YOUR ASSIGNMENT:
Copy the data exactly. Images are to be left out.

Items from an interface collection
%%

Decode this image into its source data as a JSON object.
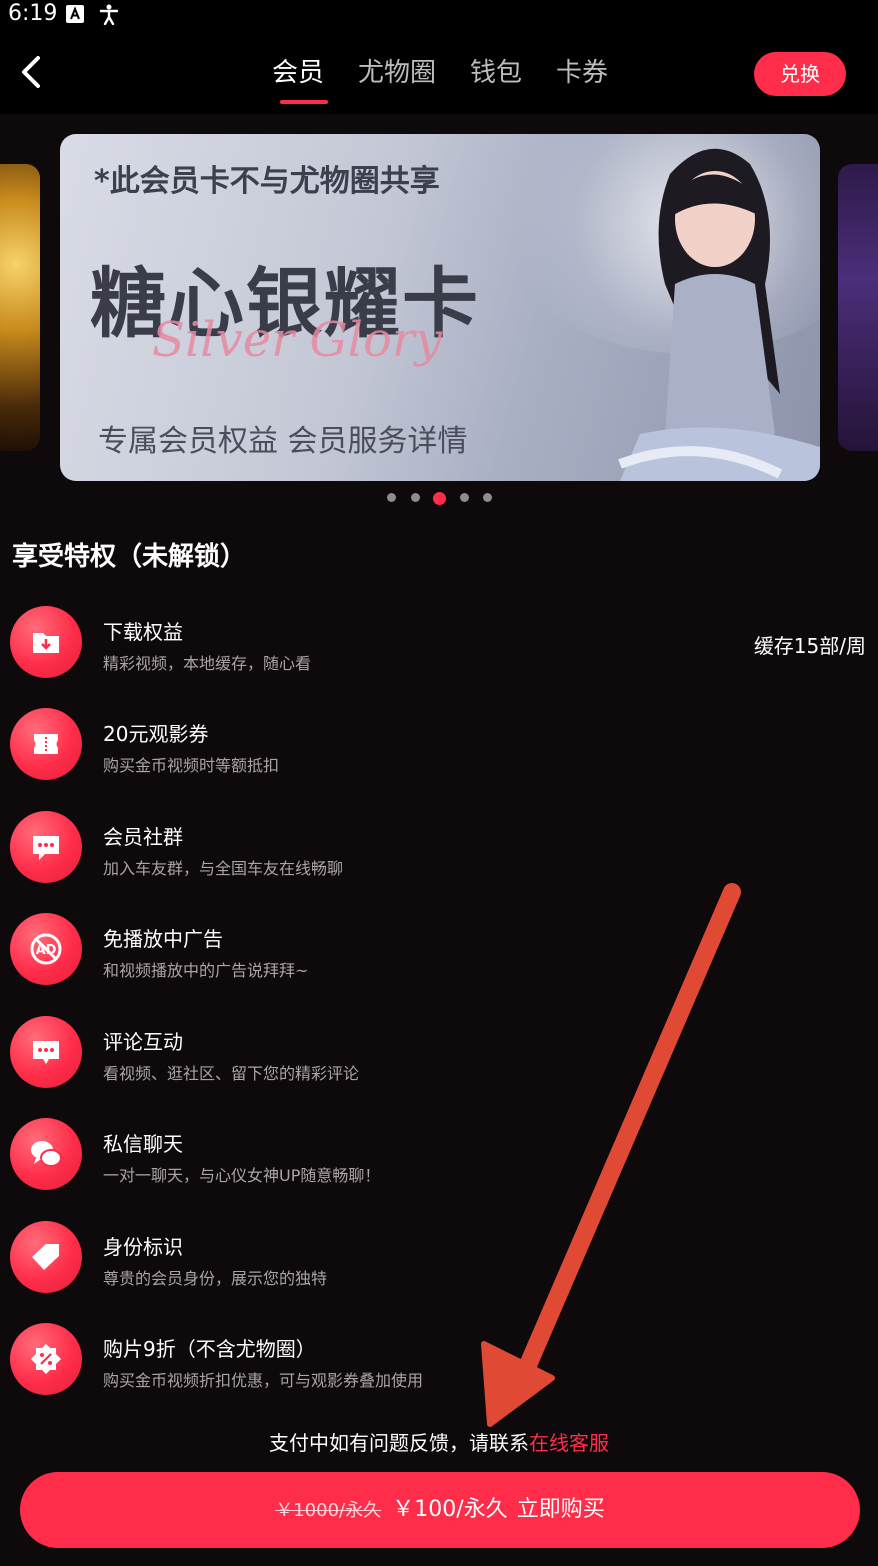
{
  "status_bar": {
    "time": "6:19",
    "icons": [
      "a-letter-icon",
      "accessibility-icon"
    ]
  },
  "nav": {
    "tabs": [
      {
        "label": "会员",
        "active": true
      },
      {
        "label": "尤物圈",
        "active": false
      },
      {
        "label": "钱包",
        "active": false
      },
      {
        "label": "卡券",
        "active": false
      }
    ],
    "redeem_label": "兑换"
  },
  "banner": {
    "note": "*此会员卡不与尤物圈共享",
    "title": "糖心银耀卡",
    "script_text": "Silver Glory",
    "subtitle": "专属会员权益  会员服务详情",
    "slide_count": 5,
    "active_slide": 3
  },
  "perks_section": {
    "title": "享受特权（未解锁）",
    "items": [
      {
        "icon": "download-folder-icon",
        "title": "下载权益",
        "desc": "精彩视频，本地缓存，随心看",
        "extra": "缓存15部/周"
      },
      {
        "icon": "ticket-icon",
        "title": "20元观影券",
        "desc": "购买金币视频时等额抵扣",
        "extra": ""
      },
      {
        "icon": "chat-bubble-icon",
        "title": "会员社群",
        "desc": "加入车友群，与全国车友在线畅聊",
        "extra": ""
      },
      {
        "icon": "no-ads-icon",
        "title": "免播放中广告",
        "desc": "和视频播放中的广告说拜拜~",
        "extra": ""
      },
      {
        "icon": "comment-icon",
        "title": "评论互动",
        "desc": "看视频、逛社区、留下您的精彩评论",
        "extra": ""
      },
      {
        "icon": "private-chat-icon",
        "title": "私信聊天",
        "desc": "一对一聊天，与心仪女神UP随意畅聊！",
        "extra": ""
      },
      {
        "icon": "identity-tag-icon",
        "title": "身份标识",
        "desc": "尊贵的会员身份，展示您的独特",
        "extra": ""
      },
      {
        "icon": "discount-badge-icon",
        "title": "购片9折（不含尤物圈）",
        "desc": "购买金币视频折扣优惠，可与观影券叠加使用",
        "extra": ""
      }
    ]
  },
  "contact": {
    "text": "支付中如有问题反馈，请联系",
    "link_label": "在线客服"
  },
  "purchase": {
    "old_price": "￥1000/永久",
    "price": "￥100/永久",
    "cta": "立即购买"
  },
  "colors": {
    "accent": "#ff2d4a",
    "background": "#0e090b",
    "annotation_arrow": "#e04a35"
  }
}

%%

SOLUTION:
Decode this image into its source data as a JSON object.
{
  "status_bar": {
    "time": "6:19",
    "icons": [
      "a-letter-icon",
      "accessibility-icon"
    ]
  },
  "nav": {
    "tabs": [
      {
        "label": "会员",
        "active": true
      },
      {
        "label": "尤物圈",
        "active": false
      },
      {
        "label": "钱包",
        "active": false
      },
      {
        "label": "卡券",
        "active": false
      }
    ],
    "redeem_label": "兑换"
  },
  "banner": {
    "note": "*此会员卡不与尤物圈共享",
    "title": "糖心银耀卡",
    "script_text": "Silver Glory",
    "subtitle": "专属会员权益  会员服务详情",
    "slide_count": 5,
    "active_slide": 3
  },
  "perks_section": {
    "title": "享受特权（未解锁）",
    "items": [
      {
        "icon": "download-folder-icon",
        "title": "下载权益",
        "desc": "精彩视频，本地缓存，随心看",
        "extra": "缓存15部/周"
      },
      {
        "icon": "ticket-icon",
        "title": "20元观影券",
        "desc": "购买金币视频时等额抵扣",
        "extra": ""
      },
      {
        "icon": "chat-bubble-icon",
        "title": "会员社群",
        "desc": "加入车友群，与全国车友在线畅聊",
        "extra": ""
      },
      {
        "icon": "no-ads-icon",
        "title": "免播放中广告",
        "desc": "和视频播放中的广告说拜拜~",
        "extra": ""
      },
      {
        "icon": "comment-icon",
        "title": "评论互动",
        "desc": "看视频、逛社区、留下您的精彩评论",
        "extra": ""
      },
      {
        "icon": "private-chat-icon",
        "title": "私信聊天",
        "desc": "一对一聊天，与心仪女神UP随意畅聊！",
        "extra": ""
      },
      {
        "icon": "identity-tag-icon",
        "title": "身份标识",
        "desc": "尊贵的会员身份，展示您的独特",
        "extra": ""
      },
      {
        "icon": "discount-badge-icon",
        "title": "购片9折（不含尤物圈）",
        "desc": "购买金币视频折扣优惠，可与观影券叠加使用",
        "extra": ""
      }
    ]
  },
  "contact": {
    "text": "支付中如有问题反馈，请联系",
    "link_label": "在线客服"
  },
  "purchase": {
    "old_price": "￥1000/永久",
    "price": "￥100/永久",
    "cta": "立即购买"
  },
  "colors": {
    "accent": "#ff2d4a",
    "background": "#0e090b",
    "annotation_arrow": "#e04a35"
  }
}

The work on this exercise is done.